(Note: It seems obvious to me that talking about Kerry's medals is a way to distract people away from the mess in Iraq, the activities of the 9-11 commission, the case against Cheney being heard by the Supreme Court, and other more serious and current topics. Bush can't run on his accomplishments, so he has to go negative on Kerry.)
Medals of Honor
By WESLEY K. CLARK
Published: April 28, 2004
LITTLE ROCK, Ark.
When John Kerry released his military records to the public last week, Americans learned a lot about Mr. Kerry's exceptional service in Vietnam. They also learned a lot about the Republican attack machine.
The evaluations were uniformly glowing. One commander wrote that Mr. Kerry ranked among "the top few" in three categories: initiative, cooperation and personal behavior. Another commander wrote, "In a combat environment often requiring independent, decisive action, Lt. j.g. Kerry was unsurpassed." The citation for Mr. Kerry's Bronze Star praises his "calmness, professionalism and great personal courage under fire."
In the United States military, there's no ideology - there are no labels, Republican or Democrat - when superiors evaluate a man or woman's service to country. Mr. Kerry's commander for a brief time, Grant Hibbard, now a Republican, gave Mr. Kerry top marks 36 years ago.
Now the standards are those of politics, not the military. Despite his positive evaluations, Mr. Hibbard recently questioned whether Mr. Kerry deserved one of his three Purple Hearts.
In the heat of a political campaign, attacks come from all directions. That's why John Kerry's military records are so compelling; they measure the man before his critics or his supporters saw him through a political lens. These military records show that John Kerry served his country with valor, and that those who served with him and above him held him in high regard. That's honor enough for any veteran.
Yet the Republican attack machine follows a pattern we've seen before, whether the target is Senator John McCain in South Carolina in 2000 or Senator Max Cleland in Georgia in 2002. The latest manifestation of these tactics is the controversy over Mr. Kerry's medals.

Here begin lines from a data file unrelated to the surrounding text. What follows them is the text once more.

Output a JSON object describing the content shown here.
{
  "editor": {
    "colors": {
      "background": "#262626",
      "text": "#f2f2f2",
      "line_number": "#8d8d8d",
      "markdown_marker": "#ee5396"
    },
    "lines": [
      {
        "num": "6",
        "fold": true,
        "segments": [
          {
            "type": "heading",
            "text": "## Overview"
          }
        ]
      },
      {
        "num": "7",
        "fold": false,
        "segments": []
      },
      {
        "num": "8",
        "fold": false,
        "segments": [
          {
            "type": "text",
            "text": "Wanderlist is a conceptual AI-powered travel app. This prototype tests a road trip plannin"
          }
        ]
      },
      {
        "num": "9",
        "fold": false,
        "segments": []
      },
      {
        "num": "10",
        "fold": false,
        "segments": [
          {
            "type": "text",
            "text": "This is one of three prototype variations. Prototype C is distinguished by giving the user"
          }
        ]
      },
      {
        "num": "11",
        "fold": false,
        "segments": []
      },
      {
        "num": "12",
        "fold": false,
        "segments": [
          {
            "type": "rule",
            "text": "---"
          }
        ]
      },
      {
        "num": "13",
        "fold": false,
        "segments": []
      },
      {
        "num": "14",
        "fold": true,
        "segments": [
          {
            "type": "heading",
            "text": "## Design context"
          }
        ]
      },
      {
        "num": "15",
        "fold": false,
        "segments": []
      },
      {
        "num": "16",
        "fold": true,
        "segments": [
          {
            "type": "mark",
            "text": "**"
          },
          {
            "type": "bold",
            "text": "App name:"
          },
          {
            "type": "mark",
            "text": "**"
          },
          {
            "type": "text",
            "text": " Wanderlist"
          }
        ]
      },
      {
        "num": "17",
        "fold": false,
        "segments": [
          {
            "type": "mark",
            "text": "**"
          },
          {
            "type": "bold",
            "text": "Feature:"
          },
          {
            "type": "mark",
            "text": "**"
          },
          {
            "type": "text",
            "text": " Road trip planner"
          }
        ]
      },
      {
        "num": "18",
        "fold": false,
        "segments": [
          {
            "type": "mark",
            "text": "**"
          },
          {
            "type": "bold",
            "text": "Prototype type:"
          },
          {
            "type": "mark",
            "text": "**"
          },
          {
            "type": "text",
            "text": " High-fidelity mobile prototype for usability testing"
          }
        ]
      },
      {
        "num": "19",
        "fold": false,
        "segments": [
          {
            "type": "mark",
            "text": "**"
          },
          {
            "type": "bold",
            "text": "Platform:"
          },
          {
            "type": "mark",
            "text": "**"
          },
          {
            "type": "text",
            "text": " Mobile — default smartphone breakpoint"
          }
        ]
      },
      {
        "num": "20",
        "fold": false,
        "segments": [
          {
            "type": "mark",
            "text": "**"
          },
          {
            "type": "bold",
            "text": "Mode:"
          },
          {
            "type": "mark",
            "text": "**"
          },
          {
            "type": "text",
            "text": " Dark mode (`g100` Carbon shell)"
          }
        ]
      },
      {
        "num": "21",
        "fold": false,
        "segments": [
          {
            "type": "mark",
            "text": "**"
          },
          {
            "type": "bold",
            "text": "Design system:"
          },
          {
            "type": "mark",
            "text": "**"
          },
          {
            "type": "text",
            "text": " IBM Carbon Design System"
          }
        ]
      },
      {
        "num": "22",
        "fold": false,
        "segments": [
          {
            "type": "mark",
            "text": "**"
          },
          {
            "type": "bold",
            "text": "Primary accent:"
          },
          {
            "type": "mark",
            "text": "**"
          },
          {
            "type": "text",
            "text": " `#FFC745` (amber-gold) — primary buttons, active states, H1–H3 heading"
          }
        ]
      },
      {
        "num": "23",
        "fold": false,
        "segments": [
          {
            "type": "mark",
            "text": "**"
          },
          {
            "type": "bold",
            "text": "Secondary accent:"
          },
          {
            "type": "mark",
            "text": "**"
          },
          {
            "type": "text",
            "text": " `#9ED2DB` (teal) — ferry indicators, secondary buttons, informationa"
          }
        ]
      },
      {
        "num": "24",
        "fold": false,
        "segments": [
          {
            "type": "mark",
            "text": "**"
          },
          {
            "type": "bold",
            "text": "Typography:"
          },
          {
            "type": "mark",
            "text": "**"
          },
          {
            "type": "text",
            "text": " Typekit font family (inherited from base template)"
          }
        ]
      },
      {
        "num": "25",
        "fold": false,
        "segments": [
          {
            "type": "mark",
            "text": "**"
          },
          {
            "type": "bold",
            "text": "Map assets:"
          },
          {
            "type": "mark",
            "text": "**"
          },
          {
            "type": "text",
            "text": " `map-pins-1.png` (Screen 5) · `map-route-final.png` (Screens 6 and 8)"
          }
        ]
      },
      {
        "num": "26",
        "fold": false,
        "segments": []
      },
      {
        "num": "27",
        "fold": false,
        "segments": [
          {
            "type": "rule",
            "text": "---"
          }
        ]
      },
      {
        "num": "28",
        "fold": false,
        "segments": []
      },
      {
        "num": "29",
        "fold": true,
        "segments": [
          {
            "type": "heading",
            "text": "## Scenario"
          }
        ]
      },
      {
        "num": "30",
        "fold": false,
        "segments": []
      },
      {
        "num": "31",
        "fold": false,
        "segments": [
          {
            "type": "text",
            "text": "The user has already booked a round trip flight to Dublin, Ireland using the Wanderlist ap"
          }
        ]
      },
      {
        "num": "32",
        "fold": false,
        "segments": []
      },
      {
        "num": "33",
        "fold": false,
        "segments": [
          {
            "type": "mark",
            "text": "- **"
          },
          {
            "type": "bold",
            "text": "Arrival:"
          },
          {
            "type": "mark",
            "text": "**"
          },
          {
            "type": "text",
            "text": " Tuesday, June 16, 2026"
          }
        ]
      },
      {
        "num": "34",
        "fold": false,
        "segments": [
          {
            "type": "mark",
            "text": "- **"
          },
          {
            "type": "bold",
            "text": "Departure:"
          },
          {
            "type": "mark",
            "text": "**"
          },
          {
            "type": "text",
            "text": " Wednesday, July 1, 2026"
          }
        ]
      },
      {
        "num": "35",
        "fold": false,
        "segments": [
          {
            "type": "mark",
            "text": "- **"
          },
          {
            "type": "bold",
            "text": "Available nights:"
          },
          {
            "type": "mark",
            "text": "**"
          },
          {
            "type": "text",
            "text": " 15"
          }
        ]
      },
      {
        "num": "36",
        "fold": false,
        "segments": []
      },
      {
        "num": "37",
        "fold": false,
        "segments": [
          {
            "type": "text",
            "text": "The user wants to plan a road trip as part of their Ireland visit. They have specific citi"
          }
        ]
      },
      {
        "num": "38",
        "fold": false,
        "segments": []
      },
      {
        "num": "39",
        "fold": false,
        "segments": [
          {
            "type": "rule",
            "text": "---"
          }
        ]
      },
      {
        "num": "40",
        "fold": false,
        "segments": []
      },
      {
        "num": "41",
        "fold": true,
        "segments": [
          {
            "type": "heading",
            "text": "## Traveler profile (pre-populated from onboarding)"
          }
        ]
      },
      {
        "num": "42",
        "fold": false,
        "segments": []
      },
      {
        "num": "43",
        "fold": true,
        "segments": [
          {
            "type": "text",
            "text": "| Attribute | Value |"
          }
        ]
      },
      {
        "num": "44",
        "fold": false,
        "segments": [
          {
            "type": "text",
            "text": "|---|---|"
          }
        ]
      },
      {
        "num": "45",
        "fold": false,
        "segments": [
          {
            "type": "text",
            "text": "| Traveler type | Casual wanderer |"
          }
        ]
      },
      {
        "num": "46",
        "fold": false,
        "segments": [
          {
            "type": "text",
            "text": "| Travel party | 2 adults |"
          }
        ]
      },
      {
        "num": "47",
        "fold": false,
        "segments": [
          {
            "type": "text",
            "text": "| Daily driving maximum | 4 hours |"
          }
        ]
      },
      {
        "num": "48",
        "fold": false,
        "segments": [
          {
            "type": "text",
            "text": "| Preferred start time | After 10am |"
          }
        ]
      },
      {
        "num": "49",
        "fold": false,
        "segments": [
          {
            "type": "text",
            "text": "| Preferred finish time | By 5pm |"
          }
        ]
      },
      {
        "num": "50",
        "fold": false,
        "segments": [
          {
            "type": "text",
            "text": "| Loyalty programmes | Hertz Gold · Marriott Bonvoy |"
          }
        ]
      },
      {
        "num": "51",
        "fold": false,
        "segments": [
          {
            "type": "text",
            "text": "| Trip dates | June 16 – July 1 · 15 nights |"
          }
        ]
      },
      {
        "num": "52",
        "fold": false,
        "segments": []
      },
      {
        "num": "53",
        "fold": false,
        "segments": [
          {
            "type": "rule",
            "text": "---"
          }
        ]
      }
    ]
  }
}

John Kerry was awarded three Purple Hearts, a Bronze Star and a Silver Star for his service in Vietnam. In April 1971, as part of a protest against the war, he threw some ribbons over the fence of the United States Capitol.
Republicans have tried to use this event to question his patriotism and his truthfulness, claiming he has been inconsistent in saying whether he threw away his medals or ribbons. This is no more than a political smear. After risking his life in Vietnam to save others, John Kerry earned the right to speak out against a war he believed was wrong. Make no mistake: it is that bravery these Republicans are now attacking.
Although President Bush has not engaged personally in such accusations, he has done nothing to stop others from making them. I believe those who didn't serve, or didn't show up for service, should have the decency to respect those who did serve - often under the most dangerous conditions, with bravery and, yes, with undeniable patriotism.
Wesley K. Clark, a former Democratic presidential candidate, was commander of NATO forces from 1997 to 2000.